    4 years ago on Step 4

    Terrific idea. I have a use in mind already.

    Thanks for posting.


    5 years ago on Introduction

    Great idea. As others have said, the copper will work-harden after being bent a few times. You can reverse that by annealing. But to do that you have to heat the copper to about 800 degrees F. That takes a torch. Probably easier to just make a new one.


    7 years ago on Introduction

    Correct me if I'm wrong, but doesn't copper eventually harden when being worked on (bent, hammered, etc.)?

    5 replies

    Reply 7 years ago on Introduction

    Of course it can harden, but... if you need something you are going to open all the time, then a slip-clasp would be better. This idea is great for a quick cure, or for seldom used.

    Plus, I can see other uses: Plants, quick Hangers in the garage, my Computer cables and even a fancy Cup holder.


    Reply 7 years ago on Introduction

    Thanks for making me clarify - The "slip-clasp" is not the proper name, I should have used the words "carabiner hook"; and... thanks again, as I realize now how important it is to use proper words that can then be searched for clarification. This is good to learn now, being so new.


    Reply 7 years ago on Introduction

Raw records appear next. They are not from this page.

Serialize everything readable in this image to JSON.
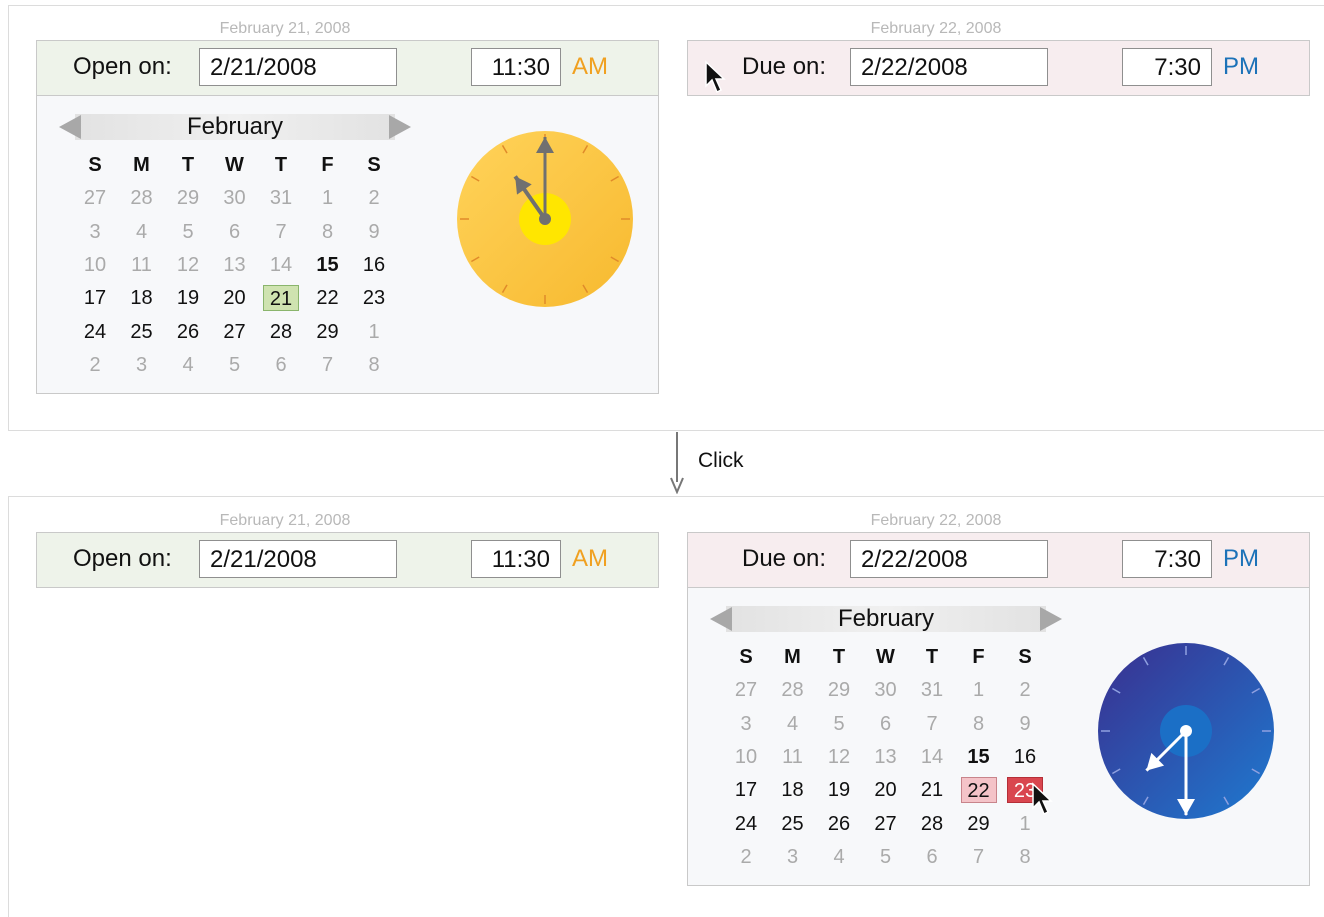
{
  "top_state": {
    "open": {
      "caption": "February 21, 2008",
      "label": "Open on:",
      "date_value": "2/21/2008",
      "time_value": "11:30",
      "ampm": "AM"
    },
    "due": {
      "caption": "February 22, 2008",
      "label": "Due on:",
      "date_value": "2/22/2008",
      "time_value": "7:30",
      "ampm": "PM"
    },
    "calendar": {
      "month": "February",
      "weekdays": [
        "S",
        "M",
        "T",
        "W",
        "T",
        "F",
        "S"
      ],
      "rows": [
        [
          "27",
          "28",
          "29",
          "30",
          "31",
          "1",
          "2"
        ],
        [
          "3",
          "4",
          "5",
          "6",
          "7",
          "8",
          "9"
        ],
        [
          "10",
          "11",
          "12",
          "13",
          "14",
          "15",
          "16"
        ],
        [
          "17",
          "18",
          "19",
          "20",
          "21",
          "22",
          "23"
        ],
        [
          "24",
          "25",
          "26",
          "27",
          "28",
          "29",
          "1"
        ],
        [
          "2",
          "3",
          "4",
          "5",
          "6",
          "7",
          "8"
        ]
      ],
      "today": "15",
      "selected": "21"
    },
    "clock": {
      "hour": 11,
      "minute": 30,
      "period": "AM",
      "face_color": "#ffc94a"
    }
  },
  "transition": {
    "label": "Click"
  },
  "bottom_state": {
    "open": {
      "caption": "February 21, 2008",
      "label": "Open on:",
      "date_value": "2/21/2008",
      "time_value": "11:30",
      "ampm": "AM"
    },
    "due": {
      "caption": "February 22, 2008",
      "label": "Due on:",
      "date_value": "2/22/2008",
      "time_value": "7:30",
      "ampm": "PM"
    },
    "calendar": {
      "month": "February",
      "weekdays": [
        "S",
        "M",
        "T",
        "W",
        "T",
        "F",
        "S"
      ],
      "rows": [
        [
          "27",
          "28",
          "29",
          "30",
          "31",
          "1",
          "2"
        ],
        [
          "3",
          "4",
          "5",
          "6",
          "7",
          "8",
          "9"
        ],
        [
          "10",
          "11",
          "12",
          "13",
          "14",
          "15",
          "16"
        ],
        [
          "17",
          "18",
          "19",
          "20",
          "21",
          "22",
          "23"
        ],
        [
          "24",
          "25",
          "26",
          "27",
          "28",
          "29",
          "1"
        ],
        [
          "2",
          "3",
          "4",
          "5",
          "6",
          "7",
          "8"
        ]
      ],
      "today": "15",
      "selected": "22",
      "hovered": "23"
    },
    "clock": {
      "hour": 7,
      "minute": 30,
      "period": "PM",
      "face_color": "#2e3f9e"
    }
  },
  "colors": {
    "open_bar": "#eef3ea",
    "due_bar": "#f7edef",
    "am_text": "#f0a020",
    "pm_text": "#1c72b8",
    "selected_open": "#cfe3b0",
    "selected_due": "#f4c3c8",
    "hover_due": "#d9464f"
  }
}
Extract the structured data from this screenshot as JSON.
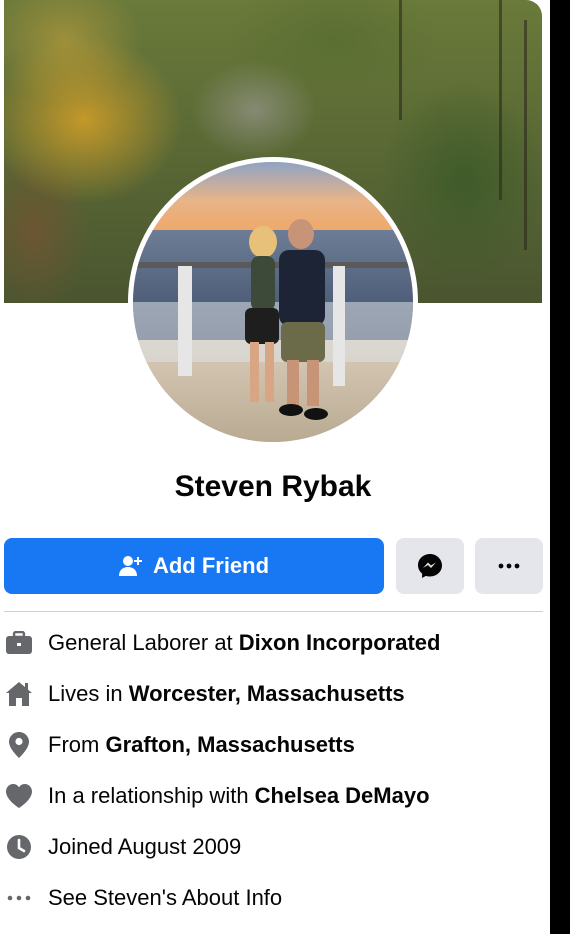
{
  "profile": {
    "name": "Steven Rybak"
  },
  "actions": {
    "add_friend_label": "Add Friend",
    "messenger_icon": "messenger-icon",
    "more_icon": "more-icon"
  },
  "info": [
    {
      "icon": "briefcase-icon",
      "prefix": "General Laborer at ",
      "bold": "Dixon Incorporated"
    },
    {
      "icon": "home-icon",
      "prefix": "Lives in ",
      "bold": "Worcester, Massachusetts"
    },
    {
      "icon": "location-pin-icon",
      "prefix": "From ",
      "bold": "Grafton, Massachusetts"
    },
    {
      "icon": "heart-icon",
      "prefix": "In a relationship with ",
      "bold": "Chelsea DeMayo"
    },
    {
      "icon": "clock-icon",
      "prefix": "Joined August 2009",
      "bold": ""
    },
    {
      "icon": "more-dots-icon",
      "prefix": "See Steven's About Info",
      "bold": ""
    }
  ],
  "colors": {
    "primary_button": "#1877f2",
    "secondary_button": "#e4e6eb",
    "icon_gray": "#65676b"
  }
}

    nailbreak - thanks for clarification - I really like your suggestions of the carabiner. If I give that try - I'll post something on it...(and credit you with the idea)


    Reply 7 years ago on Introduction

    Raitis, I believe you are correct. I think any non-ferrous metal will harden by working it. So, I guess that could present a problem. Would the possible issue then be:
    1. Hardening of metal which makes it more difficult to bend?
    2. Breakage of the metal when trying to bend?

    I suppose they would be issues that would come into play if the tie is used frequently.  Historically, I have not been a high-frequency "tie-untie" person... 

    I may give it a test drive and report later.  Thanks for the reminder...


    7 years ago on Introduction

    Good idea.

    I think that iron wire (galvanized or not) can work too, although it endures less plastic flections before breaking. The advantage is its price, far cheaper than copper wire.


    7 years ago on Introduction

    WOW good idea......I too needed something like this the other day, and couldn't make a trip to the store.....I ended up using a bungie cord, and it really didn't work too well.

    Thanks for the instructable